··· INPUT ···

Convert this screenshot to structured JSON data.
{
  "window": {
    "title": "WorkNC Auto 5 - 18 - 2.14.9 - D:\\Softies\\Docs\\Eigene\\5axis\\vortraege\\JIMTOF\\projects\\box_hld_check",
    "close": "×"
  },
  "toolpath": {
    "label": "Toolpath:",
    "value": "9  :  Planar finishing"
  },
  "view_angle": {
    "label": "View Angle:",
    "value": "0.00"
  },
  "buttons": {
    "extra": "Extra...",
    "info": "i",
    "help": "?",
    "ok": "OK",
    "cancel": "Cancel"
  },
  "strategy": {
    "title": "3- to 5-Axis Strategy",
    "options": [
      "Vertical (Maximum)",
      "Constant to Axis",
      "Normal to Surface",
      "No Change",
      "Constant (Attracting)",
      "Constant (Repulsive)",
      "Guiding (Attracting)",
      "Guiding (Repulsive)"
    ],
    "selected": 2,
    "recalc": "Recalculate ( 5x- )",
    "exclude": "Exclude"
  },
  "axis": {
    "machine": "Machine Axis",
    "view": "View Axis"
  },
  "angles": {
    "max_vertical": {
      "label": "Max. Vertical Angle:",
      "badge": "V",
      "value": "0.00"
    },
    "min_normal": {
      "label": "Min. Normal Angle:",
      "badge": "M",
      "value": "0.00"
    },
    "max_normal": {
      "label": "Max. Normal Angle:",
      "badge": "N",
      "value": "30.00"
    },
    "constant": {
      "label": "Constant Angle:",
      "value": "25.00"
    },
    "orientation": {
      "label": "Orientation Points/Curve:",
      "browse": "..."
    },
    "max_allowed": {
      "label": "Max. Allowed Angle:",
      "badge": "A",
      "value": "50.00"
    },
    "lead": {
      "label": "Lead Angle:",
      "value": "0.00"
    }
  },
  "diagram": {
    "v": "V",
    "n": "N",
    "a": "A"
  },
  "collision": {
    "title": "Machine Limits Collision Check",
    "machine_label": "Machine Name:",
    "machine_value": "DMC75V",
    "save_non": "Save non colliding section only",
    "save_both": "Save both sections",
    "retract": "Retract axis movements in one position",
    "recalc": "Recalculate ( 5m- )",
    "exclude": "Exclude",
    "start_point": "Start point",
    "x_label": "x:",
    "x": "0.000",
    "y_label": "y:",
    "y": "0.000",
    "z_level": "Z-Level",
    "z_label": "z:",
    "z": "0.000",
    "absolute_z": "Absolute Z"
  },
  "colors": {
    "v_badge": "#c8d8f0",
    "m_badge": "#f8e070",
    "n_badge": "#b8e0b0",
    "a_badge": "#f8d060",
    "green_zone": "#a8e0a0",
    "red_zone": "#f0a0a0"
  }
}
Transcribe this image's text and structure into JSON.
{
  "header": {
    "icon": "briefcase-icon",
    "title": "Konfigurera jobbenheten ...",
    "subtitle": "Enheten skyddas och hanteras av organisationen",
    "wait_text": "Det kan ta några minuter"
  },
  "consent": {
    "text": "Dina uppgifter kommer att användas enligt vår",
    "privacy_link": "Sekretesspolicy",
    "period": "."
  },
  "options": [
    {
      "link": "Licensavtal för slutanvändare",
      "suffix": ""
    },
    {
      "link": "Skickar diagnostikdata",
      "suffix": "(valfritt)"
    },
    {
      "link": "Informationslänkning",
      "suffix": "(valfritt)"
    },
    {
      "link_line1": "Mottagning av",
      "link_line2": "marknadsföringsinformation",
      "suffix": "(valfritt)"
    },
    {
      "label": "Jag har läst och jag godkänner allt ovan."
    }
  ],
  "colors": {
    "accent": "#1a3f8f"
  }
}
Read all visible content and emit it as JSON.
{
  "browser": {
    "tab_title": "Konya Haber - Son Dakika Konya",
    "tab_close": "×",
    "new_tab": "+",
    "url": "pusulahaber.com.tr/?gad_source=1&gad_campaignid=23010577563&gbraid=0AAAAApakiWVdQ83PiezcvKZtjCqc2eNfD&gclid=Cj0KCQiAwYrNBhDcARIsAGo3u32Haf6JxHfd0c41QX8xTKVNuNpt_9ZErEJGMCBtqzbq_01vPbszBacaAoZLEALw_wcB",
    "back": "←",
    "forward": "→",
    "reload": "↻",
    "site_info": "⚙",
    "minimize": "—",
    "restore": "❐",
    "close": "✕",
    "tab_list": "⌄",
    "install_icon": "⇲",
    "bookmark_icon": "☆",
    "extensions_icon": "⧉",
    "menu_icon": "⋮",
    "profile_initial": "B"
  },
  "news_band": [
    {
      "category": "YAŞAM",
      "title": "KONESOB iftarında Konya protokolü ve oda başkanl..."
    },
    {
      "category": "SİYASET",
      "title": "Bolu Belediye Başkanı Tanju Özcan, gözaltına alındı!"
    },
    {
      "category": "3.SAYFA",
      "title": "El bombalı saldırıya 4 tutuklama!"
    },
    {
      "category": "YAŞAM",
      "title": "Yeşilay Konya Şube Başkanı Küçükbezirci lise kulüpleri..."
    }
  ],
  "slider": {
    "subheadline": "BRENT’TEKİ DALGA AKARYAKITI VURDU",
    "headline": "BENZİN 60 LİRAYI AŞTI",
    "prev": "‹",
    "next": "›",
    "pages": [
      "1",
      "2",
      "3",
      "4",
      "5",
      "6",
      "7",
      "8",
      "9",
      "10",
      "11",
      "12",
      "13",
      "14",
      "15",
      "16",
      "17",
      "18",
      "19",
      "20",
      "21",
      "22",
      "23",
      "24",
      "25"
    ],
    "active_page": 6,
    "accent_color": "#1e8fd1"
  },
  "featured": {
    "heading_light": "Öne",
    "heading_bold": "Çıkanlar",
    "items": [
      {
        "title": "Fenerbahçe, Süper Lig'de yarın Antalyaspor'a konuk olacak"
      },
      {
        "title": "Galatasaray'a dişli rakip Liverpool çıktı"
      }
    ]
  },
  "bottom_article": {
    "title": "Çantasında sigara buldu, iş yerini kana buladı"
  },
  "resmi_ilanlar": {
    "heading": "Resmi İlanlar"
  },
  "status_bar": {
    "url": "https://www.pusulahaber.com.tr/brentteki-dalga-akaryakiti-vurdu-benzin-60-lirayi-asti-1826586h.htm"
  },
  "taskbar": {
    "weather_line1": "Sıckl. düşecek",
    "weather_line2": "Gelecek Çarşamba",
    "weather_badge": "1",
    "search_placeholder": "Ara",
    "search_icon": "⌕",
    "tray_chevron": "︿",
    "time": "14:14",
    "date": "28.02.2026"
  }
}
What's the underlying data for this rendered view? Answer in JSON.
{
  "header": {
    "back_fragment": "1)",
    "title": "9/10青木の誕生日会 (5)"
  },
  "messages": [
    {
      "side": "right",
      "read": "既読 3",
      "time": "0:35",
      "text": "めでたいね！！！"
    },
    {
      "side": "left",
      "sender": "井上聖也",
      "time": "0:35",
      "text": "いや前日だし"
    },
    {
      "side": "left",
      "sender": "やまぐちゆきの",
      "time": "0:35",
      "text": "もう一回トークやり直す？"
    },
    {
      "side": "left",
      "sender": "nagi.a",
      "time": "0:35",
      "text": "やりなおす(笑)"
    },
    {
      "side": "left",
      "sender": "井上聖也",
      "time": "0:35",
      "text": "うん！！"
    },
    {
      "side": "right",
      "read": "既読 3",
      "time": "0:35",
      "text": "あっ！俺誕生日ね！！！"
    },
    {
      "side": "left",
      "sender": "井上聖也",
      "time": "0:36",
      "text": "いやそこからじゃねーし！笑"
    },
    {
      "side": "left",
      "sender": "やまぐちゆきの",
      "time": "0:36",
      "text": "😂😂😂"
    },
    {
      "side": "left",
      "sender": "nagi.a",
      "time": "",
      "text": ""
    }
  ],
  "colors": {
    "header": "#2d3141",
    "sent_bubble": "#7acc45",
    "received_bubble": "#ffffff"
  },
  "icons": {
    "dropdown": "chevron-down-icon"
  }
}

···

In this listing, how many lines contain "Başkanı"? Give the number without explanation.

- _RESPONSE TO THIS EXERCISE_:
2